If you want to get involved in any of the above activities then head over to our Facebook page at or shoot me an email at If you want a chat call me on 07506899337.

Cheers y'all


Tuesday, November 1, 2011

Lights Out Tenterden

A few months ago in our second meeting Emma Isworth brought to our attention the fact that many of the businesses in the High Street leave a lot, in some cases all, of their lights on after closing time and late into the night, which is not only a tremendous waste of energy (in the form of light and heat and electricity) but also quite likely to be expensive for the companies involved, especially if they are using traditional bulbs instead of low-energy fluorescents, halogen bulbs or LEDs. Not forgetting the fact that most of that electricity is not going to be from renewable or sustainable sources. And once you start getting into things like light pollution (Google it), we could go on for hours. Well, after all our other projects have either started or come and gone we finally got around to addressing this problem and so one evening Carolyn went up and down the High Street and made a list of those businesses whose lights were blazing. 

Once the list was compiled, we wrote a letter with an accompanying questionnaire, like so:

Dear Manager,

We at Transition Town Tenterden (T3) are a group of local residents and businesses aiming to reduce the town's carbon footprint and improve its resilience in the light of 'Peak Oil'. To that end we want to encourage energy saving and so we are writing to ask you for help with our new project. As we move through Autumn and the nights draw in, our thoughts have turned to the issue of lighting, in particular the number of shops and businesses in the town who have lights on after closing time.
We would like to organise a 'Lights Off Tenterden' night to coincide with the Christmas Lights being on, on Friday 9th December. As you know, the Christmas Lights look fantastic, but imagine how much better they will look without the distraction of shop lights. As you may know, the Christmas lights are low energy bulbs, a change which has seen the energy bill reduce dramatically since they were changed, from £1300 to £83.
To enable us to organise this event, which will be great publicity for Tenterden, particularly for the shops, we would be grateful if you would spare a few minutes to answer a short questionnaire.
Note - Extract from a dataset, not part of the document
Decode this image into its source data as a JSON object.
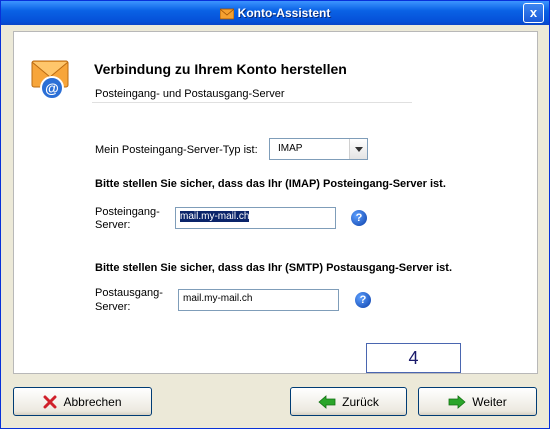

The replies can be either posted back to the above address, emailed back to, phoned through to the above numbers, or handed in to Nelsons in Bells Lane. We would be grateful if you could reply by 30th November .
Yours Sincerely etc.

The questionnaire looked like this...

1)Do you leave any lights on after closing time?

[A] Window Display/Signboards  [B] Security light only  [C] All lights 
[D] No lights on.

2)If yes, how long are they on?

[A] All night   [B] until midnight

3)Why is it necessary to do so?  

[A] For Aesthetic purposes only 
[B] Security Requirement (mandated by Insurance company)
[C] Head Office instruction

4)Who pays the energy bills for your business ?

[A] Self  [B] Head Office

5)What type of bulbs do you use ?

[A] Incandescent [B] Halogen [C] LED [D] Don't Know 

6)Would you be prepared to turn all of your lights off ?

[A] Yes,One Night only [B] One Week only [C] Permanently [D] No, not at all 

We sent this email to Sue Ferguson at the Chamber of Commerce and she sent it to all the Chamber members and a few others she could think of, about 250 in all. We went up and down the High Street and handed the letter and questionnaire in at all the non-Chamber members. A few responses are starting to drift in; we are hoping that given the deadline of Nov. 30th, we'll get lots more in the coming weeks. So far, there are some who are for it, and some who cannot and will not because they are concerned for security (one shop had been ram-raided in the past and won't participate; they even stated that advertising an event such as this is just asking for thieves to show up en masse and have a crack at Tenterden. However, it is optional!). The ultimate goal is obviously to get everyone to reduce their lighting hours and switch to low-energy bulbs, but if we can get a lot of people to switch off on December 9th (and possibly beyond) then the LED Christmas lights in the town will look that much prettier. We will see!